Exercise directions —
Reproduce the full listing as it stands. Images do not belong in the copy.

Materials provided —
+ + + +

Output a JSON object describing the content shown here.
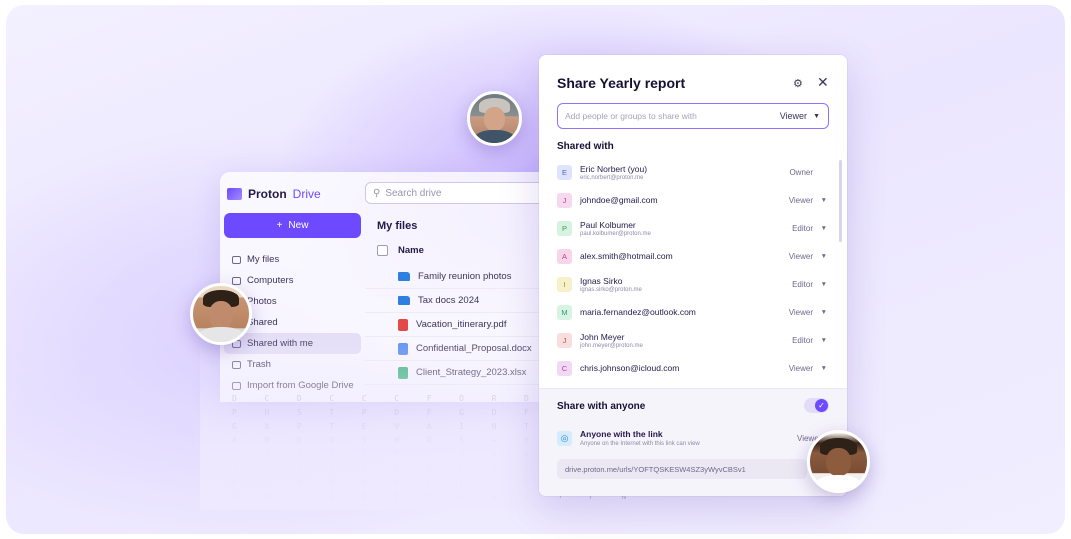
{
  "drive": {
    "brand_main": "Proton",
    "brand_sub": "Drive",
    "search_placeholder": "Search drive",
    "new_button": "New",
    "nav": [
      "My files",
      "Computers",
      "Photos",
      "Shared",
      "Shared with me",
      "Trash",
      "Import from Google Drive"
    ],
    "main_title": "My files",
    "column_name": "Name",
    "files": [
      {
        "name": "Family reunion photos",
        "type": "folder"
      },
      {
        "name": "Tax docs 2024",
        "type": "folder"
      },
      {
        "name": "Vacation_itinerary.pdf",
        "type": "pdf"
      },
      {
        "name": "Confidential_Proposal.docx",
        "type": "doc"
      },
      {
        "name": "Client_Strategy_2023.xlsx",
        "type": "sheet"
      }
    ],
    "cipher": "D  C  D  C  C  C  F  O  R  D  C  B  C\nP  H  S  T  P  D  F  G  D  F  P  F  F  G  M  H  P\nG  X  P  T  E  V  A  I  N  T  A  H  L\nA  N  D  V  3  H  R  S  +  H  E  3  S  3  R  S  A  N\nQ  X  T  R  S  P  U  S  X  R  Y  K  A  A\n4  F  5  P  P  5  D  C  G  F  E  G  C\nA  F  H  N  A  D  T  I  T  L  Y  Y  E  L\nD  N  C  Q  R  P  O  A  A  B  O  F  N"
  },
  "dialog": {
    "title": "Share Yearly report",
    "input_placeholder": "Add people or groups to share with",
    "input_role": "Viewer",
    "shared_with_label": "Shared with",
    "people": [
      {
        "initial": "E",
        "name": "Eric Norbert (you)",
        "email": "eric.norbert@proton.me",
        "role": "Owner",
        "has_caret": false,
        "bg": "#dfe3fb",
        "fg": "#5a66c9"
      },
      {
        "initial": "J",
        "name": "johndoe@gmail.com",
        "email": "",
        "role": "Viewer",
        "has_caret": true,
        "bg": "#f7d9ef",
        "fg": "#b6479a"
      },
      {
        "initial": "P",
        "name": "Paul Kolbumer",
        "email": "paul.kolbumer@proton.me",
        "role": "Editor",
        "has_caret": true,
        "bg": "#d6f2e0",
        "fg": "#3f9a62"
      },
      {
        "initial": "A",
        "name": "alex.smith@hotmail.com",
        "email": "",
        "role": "Viewer",
        "has_caret": true,
        "bg": "#f7d6ea",
        "fg": "#b6478a"
      },
      {
        "initial": "I",
        "name": "Ignas Sirko",
        "email": "ignas.sirko@proton.me",
        "role": "Editor",
        "has_caret": true,
        "bg": "#f6f1c9",
        "fg": "#a39324"
      },
      {
        "initial": "M",
        "name": "maria.fernandez@outlook.com",
        "email": "",
        "role": "Viewer",
        "has_caret": true,
        "bg": "#d6f3e4",
        "fg": "#3f9a72"
      },
      {
        "initial": "J",
        "name": "John Meyer",
        "email": "john.meyer@proton.me",
        "role": "Editor",
        "has_caret": true,
        "bg": "#f9dede",
        "fg": "#c24c4c"
      },
      {
        "initial": "C",
        "name": "chris.johnson@icloud.com",
        "email": "",
        "role": "Viewer",
        "has_caret": true,
        "bg": "#f3d8f3",
        "fg": "#a847a8"
      }
    ],
    "share_anyone_label": "Share with anyone",
    "toggle_on": true,
    "link_title": "Anyone with the link",
    "link_desc": "Anyone on the Internet with this link can view",
    "link_role": "Viewer",
    "link_url": "drive.proton.me/urls/YOFTQSKESW4SZ3yWyvCBSv1"
  },
  "colors": {
    "accent": "#6d4aff"
  }
}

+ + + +

Problem solution —
Output a JSON object describing the content shown here.
{
  "drive": {
    "brand_main": "Proton",
    "brand_sub": "Drive",
    "search_placeholder": "Search drive",
    "new_button": "New",
    "nav": [
      "My files",
      "Computers",
      "Photos",
      "Shared",
      "Shared with me",
      "Trash",
      "Import from Google Drive"
    ],
    "main_title": "My files",
    "column_name": "Name",
    "files": [
      {
        "name": "Family reunion photos",
        "type": "folder"
      },
      {
        "name": "Tax docs 2024",
        "type": "folder"
      },
      {
        "name": "Vacation_itinerary.pdf",
        "type": "pdf"
      },
      {
        "name": "Confidential_Proposal.docx",
        "type": "doc"
      },
      {
        "name": "Client_Strategy_2023.xlsx",
        "type": "sheet"
      }
    ],
    "cipher": "D  C  D  C  C  C  F  O  R  D  C  B  C\nP  H  S  T  P  D  F  G  D  F  P  F  F  G  M  H  P\nG  X  P  T  E  V  A  I  N  T  A  H  L\nA  N  D  V  3  H  R  S  +  H  E  3  S  3  R  S  A  N\nQ  X  T  R  S  P  U  S  X  R  Y  K  A  A\n4  F  5  P  P  5  D  C  G  F  E  G  C\nA  F  H  N  A  D  T  I  T  L  Y  Y  E  L\nD  N  C  Q  R  P  O  A  A  B  O  F  N"
  },
  "dialog": {
    "title": "Share Yearly report",
    "input_placeholder": "Add people or groups to share with",
    "input_role": "Viewer",
    "shared_with_label": "Shared with",
    "people": [
      {
        "initial": "E",
        "name": "Eric Norbert (you)",
        "email": "eric.norbert@proton.me",
        "role": "Owner",
        "has_caret": false,
        "bg": "#dfe3fb",
        "fg": "#5a66c9"
      },
      {
        "initial": "J",
        "name": "johndoe@gmail.com",
        "email": "",
        "role": "Viewer",
        "has_caret": true,
        "bg": "#f7d9ef",
        "fg": "#b6479a"
      },
      {
        "initial": "P",
        "name": "Paul Kolbumer",
        "email": "paul.kolbumer@proton.me",
        "role": "Editor",
        "has_caret": true,
        "bg": "#d6f2e0",
        "fg": "#3f9a62"
      },
      {
        "initial": "A",
        "name": "alex.smith@hotmail.com",
        "email": "",
        "role": "Viewer",
        "has_caret": true,
        "bg": "#f7d6ea",
        "fg": "#b6478a"
      },
      {
        "initial": "I",
        "name": "Ignas Sirko",
        "email": "ignas.sirko@proton.me",
        "role": "Editor",
        "has_caret": true,
        "bg": "#f6f1c9",
        "fg": "#a39324"
      },
      {
        "initial": "M",
        "name": "maria.fernandez@outlook.com",
        "email": "",
        "role": "Viewer",
        "has_caret": true,
        "bg": "#d6f3e4",
        "fg": "#3f9a72"
      },
      {
        "initial": "J",
        "name": "John Meyer",
        "email": "john.meyer@proton.me",
        "role": "Editor",
        "has_caret": true,
        "bg": "#f9dede",
        "fg": "#c24c4c"
      },
      {
        "initial": "C",
        "name": "chris.johnson@icloud.com",
        "email": "",
        "role": "Viewer",
        "has_caret": true,
        "bg": "#f3d8f3",
        "fg": "#a847a8"
      }
    ],
    "share_anyone_label": "Share with anyone",
    "toggle_on": true,
    "link_title": "Anyone with the link",
    "link_desc": "Anyone on the Internet with this link can view",
    "link_role": "Viewer",
    "link_url": "drive.proton.me/urls/YOFTQSKESW4SZ3yWyvCBSv1"
  },
  "colors": {
    "accent": "#6d4aff"
  }
}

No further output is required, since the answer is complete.